This is book number 4 in the A Hawthorne and Horowitz Mystery series.
In New York Times bestselling author Anthony Horowitz’s ingenious fourth literary whodunit following The Word is Murder, The Sentence is Death, and A Line to Kill, Horowitz becomes the prime suspect in a murder investigation—and only one man can prove his innocence: his newly estranged partner in solving crime, Detective Hawthorne.
“I’m sorry but the answer’s no.” Reluctant author, Anthony Horowitz, has had enough. He tells ex-detective Daniel Hawthorne that after three books he’s splitting and their deal is over.
The truth is that Anthony has other things on his mind.
His new play, a thriller called Mindgame, is about to open at the Vaudeville Theater in London’s West End. Not surprisingly, Hawthorne declines a ticket to the opening night.
The play is panned by the critics. In particular, Sunday Times critic Margaret Throsby gives it a savage review, focusing particularly on the writing. The next day, Throsby is stabbed in the heart with an ornamental dagger which turns out to belong to Anthony, and has his fingerprints all over it.
Anthony is arrested by an old enemy . . . Detective Inspector Cara Grunshaw. She still carries a grudge from her failure to solve the case described in the second Hawthorne adventure, The Sentence is Death, and blames Anthony. Now she’s out for revenge.
Thrown into prison and fearing for both his personal future and his writing career, Anthony is the prime suspect in Throsby’s murder and when a second theatre critic is found to have died in mysterious circumstances, the net closes in. Ever more desperate, he realizes that only one man can help him.
But will Hawthorne take the call?
ANTHONY HOROWITZ is the author of the US bestselling Magpie Murders and The Word is Murder, and one of the most prolific and successful writers in the English language; he may have committed more (fictional) murders than any other living author. His novel Trigger Mortis features original material from Ian Fleming. His most recent Sherlock Holmes novel, Moriarty, is a reader favorite; and his bestselling Alex Rider series for young adults has sold more than 19 million copies worldwide. As a TV screenwriter, he created both Midsomer Murders and the BAFTA-winning Foyle’s War on PBS. Horowitz regularly contributes to a wide variety of national newspapers and magazines, and in January 2014 was awarded an OBE.
“This humorous homage to golden age closed-circle mysteries is not to be missed.” — Publishers Weekly (starred review)
“Playful ... An efficiently old-fashioned whodunit with all the surprises you'd expect.” — Kirkus Reviews

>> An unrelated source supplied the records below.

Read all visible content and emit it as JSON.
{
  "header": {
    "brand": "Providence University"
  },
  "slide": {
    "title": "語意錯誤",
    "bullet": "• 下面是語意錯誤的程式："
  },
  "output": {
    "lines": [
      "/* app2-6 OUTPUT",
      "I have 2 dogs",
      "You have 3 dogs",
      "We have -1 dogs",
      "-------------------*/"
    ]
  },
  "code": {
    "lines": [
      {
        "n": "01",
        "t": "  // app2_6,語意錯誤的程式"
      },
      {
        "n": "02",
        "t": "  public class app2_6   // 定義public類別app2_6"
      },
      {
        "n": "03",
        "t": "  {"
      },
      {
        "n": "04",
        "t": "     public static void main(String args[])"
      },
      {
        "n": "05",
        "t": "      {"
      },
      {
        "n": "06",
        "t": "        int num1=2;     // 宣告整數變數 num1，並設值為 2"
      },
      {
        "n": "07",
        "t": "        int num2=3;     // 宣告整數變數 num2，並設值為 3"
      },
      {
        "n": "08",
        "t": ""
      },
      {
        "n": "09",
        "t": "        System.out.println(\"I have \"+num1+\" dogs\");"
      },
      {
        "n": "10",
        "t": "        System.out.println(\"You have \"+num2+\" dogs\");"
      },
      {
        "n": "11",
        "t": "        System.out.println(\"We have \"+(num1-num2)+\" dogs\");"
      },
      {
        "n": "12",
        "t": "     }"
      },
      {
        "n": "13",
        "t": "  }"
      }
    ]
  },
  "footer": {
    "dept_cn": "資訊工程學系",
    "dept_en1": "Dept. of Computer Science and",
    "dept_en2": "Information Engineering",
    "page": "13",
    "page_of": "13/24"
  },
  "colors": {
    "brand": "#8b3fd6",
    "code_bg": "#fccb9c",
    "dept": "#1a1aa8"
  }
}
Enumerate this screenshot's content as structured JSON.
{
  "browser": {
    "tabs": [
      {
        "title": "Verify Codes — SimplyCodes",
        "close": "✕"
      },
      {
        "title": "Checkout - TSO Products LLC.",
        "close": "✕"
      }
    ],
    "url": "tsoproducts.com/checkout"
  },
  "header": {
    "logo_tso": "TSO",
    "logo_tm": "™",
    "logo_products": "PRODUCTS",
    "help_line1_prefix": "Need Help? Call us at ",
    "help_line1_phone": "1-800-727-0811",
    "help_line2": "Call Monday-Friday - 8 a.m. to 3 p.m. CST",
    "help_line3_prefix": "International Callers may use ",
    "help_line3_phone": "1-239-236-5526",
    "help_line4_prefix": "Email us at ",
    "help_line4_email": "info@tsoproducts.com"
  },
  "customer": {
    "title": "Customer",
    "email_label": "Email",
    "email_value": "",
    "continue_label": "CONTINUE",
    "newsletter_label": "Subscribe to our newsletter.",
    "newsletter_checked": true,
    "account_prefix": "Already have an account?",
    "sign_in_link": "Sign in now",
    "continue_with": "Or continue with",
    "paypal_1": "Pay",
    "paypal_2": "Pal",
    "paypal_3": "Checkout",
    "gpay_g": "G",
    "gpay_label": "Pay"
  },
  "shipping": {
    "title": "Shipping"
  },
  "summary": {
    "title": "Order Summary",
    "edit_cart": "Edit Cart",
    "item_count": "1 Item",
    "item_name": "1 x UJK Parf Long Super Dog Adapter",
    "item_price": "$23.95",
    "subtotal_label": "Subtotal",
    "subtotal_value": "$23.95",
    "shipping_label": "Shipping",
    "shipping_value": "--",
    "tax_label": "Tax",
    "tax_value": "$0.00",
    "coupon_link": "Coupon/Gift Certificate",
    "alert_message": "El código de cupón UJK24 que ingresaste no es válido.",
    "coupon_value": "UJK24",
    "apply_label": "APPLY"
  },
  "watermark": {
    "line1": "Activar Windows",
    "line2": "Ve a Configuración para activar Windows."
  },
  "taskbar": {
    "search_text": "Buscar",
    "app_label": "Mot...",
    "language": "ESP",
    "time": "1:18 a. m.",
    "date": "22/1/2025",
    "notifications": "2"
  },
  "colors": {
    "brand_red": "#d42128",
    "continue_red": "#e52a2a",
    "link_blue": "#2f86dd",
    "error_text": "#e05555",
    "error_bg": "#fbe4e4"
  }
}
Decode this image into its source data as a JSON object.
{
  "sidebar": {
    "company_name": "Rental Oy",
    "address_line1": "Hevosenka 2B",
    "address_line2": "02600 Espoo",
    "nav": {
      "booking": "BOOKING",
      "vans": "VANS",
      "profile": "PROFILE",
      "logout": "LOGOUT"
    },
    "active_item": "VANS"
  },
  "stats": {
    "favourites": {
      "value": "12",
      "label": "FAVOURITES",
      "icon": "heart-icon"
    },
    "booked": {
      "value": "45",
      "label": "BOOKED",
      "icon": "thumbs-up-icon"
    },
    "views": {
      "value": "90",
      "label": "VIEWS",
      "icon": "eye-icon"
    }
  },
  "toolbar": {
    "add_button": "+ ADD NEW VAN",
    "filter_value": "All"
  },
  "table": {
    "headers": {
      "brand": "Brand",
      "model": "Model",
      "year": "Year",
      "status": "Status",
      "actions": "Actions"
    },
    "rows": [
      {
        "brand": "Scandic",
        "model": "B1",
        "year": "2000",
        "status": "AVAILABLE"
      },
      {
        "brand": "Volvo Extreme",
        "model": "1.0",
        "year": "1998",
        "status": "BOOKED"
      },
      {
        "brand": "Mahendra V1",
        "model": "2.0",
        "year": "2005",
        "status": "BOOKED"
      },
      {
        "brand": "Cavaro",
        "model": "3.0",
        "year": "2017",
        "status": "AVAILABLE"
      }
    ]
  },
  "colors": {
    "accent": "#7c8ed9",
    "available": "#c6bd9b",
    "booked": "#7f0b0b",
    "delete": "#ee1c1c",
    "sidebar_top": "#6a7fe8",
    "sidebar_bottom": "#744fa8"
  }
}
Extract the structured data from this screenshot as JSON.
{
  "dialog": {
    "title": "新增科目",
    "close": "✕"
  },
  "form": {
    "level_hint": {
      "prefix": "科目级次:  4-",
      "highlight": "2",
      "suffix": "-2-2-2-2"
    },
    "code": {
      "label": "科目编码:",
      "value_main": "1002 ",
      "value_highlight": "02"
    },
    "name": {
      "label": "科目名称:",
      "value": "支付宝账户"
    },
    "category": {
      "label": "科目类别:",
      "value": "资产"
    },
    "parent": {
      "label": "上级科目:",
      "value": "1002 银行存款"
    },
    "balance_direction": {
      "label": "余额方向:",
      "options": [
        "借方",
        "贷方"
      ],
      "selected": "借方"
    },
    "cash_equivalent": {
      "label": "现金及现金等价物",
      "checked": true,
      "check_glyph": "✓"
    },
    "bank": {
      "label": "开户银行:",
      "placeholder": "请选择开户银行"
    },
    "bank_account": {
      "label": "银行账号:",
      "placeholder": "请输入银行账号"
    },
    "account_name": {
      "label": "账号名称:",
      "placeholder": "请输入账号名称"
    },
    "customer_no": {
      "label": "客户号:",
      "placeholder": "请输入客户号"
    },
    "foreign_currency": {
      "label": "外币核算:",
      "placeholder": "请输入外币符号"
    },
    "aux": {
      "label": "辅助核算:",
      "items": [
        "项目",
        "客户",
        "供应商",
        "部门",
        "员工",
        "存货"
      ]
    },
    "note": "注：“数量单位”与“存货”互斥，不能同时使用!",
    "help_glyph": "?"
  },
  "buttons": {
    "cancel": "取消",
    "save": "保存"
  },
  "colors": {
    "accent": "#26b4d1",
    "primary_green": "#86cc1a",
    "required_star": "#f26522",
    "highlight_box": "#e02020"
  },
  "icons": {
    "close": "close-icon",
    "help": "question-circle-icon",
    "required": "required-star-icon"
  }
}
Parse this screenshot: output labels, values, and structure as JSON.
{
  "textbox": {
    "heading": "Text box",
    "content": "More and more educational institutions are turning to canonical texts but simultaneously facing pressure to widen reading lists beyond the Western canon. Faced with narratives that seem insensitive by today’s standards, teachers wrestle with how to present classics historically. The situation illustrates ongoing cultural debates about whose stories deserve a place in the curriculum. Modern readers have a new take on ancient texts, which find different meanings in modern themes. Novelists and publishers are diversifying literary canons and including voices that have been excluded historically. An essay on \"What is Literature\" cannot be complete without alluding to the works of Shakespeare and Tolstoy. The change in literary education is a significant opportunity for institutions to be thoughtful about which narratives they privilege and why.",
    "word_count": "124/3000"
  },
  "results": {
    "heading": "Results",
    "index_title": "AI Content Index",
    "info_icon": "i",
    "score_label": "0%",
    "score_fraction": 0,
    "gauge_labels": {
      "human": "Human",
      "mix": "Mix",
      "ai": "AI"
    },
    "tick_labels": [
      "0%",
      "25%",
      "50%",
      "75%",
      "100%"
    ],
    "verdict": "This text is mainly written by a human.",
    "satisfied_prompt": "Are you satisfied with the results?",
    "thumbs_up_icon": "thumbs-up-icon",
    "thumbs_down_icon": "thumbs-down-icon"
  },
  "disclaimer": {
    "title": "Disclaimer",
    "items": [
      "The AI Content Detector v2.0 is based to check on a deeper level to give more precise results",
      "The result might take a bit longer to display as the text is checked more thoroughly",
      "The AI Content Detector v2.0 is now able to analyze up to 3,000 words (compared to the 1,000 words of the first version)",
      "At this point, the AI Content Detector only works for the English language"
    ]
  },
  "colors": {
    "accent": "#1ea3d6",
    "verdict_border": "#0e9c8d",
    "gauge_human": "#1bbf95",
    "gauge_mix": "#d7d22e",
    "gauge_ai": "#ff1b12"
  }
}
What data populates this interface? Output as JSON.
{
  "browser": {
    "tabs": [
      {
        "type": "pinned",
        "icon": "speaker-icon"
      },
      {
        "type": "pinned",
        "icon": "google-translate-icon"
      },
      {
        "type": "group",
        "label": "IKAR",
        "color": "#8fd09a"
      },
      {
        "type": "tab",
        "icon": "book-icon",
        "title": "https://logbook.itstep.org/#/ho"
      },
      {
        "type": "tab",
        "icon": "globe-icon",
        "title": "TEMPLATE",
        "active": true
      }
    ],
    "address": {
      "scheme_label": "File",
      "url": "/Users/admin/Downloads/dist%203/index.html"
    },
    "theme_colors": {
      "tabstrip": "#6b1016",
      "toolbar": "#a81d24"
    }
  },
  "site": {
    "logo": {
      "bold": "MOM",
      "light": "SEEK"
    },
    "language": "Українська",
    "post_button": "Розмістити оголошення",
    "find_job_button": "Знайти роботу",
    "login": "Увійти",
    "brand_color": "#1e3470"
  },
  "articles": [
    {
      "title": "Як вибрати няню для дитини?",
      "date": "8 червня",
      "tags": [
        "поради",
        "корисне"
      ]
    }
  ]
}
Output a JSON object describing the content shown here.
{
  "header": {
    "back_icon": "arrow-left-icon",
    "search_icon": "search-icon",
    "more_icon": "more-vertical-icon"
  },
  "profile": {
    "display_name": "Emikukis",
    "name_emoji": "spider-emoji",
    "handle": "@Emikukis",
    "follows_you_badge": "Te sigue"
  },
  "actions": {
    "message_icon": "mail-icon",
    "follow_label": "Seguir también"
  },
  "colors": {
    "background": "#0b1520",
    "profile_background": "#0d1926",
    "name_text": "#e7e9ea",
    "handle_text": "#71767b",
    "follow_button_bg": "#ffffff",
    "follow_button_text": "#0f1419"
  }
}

“Excellent . . . . Readers of character-driven novels will love the twists and turns of this Agatha Christie–style mystery that leads to an unexpected reveal. Perfect for fans of G. M. Malliet, Elly Griffiths, and Richard Osman.” — Library Journal (starred review)
“Horowitz continues to delight in mixing real life (e.g., Horowitz's play Mindgame was staged in London) and fiction, as well as in juxtaposing Horowitz (the character) as nebbish against the always-three-stepsahead Hawthorne. Not to worry, their relationship isn't over quite yet. There's much more to discover, and readers will be waiting eagerly for more from one of the best mystery writers around.” — Booklist (starred review)
“ Gleefully witty.” — Tom Nolan for The Wall Street Journal
“The thing I most like about the mysteries of Anthony Horowitz — besides their smooth writing, skillful plotting and delightful sense of humor — is this: Horowitz gives you clues. He lays them all out there, and if you are sharp and paying attention, you can solve them. I assume. I never have.” — Minneapolis Star Tribune
“An adventure that will enchant mystery lovers, Anglophiles and theater buffs.” — Washington Post
"The Twist of a Knife is consistently, delightfully entertaining, with Horowitz’s own theatrical experience providing just the right amount of bittersweet bite." — Air Mail
“Fall is the time to read a mystery novel, and Anthony Horowitz consistently delivers a great whodunnit.” — Town & Country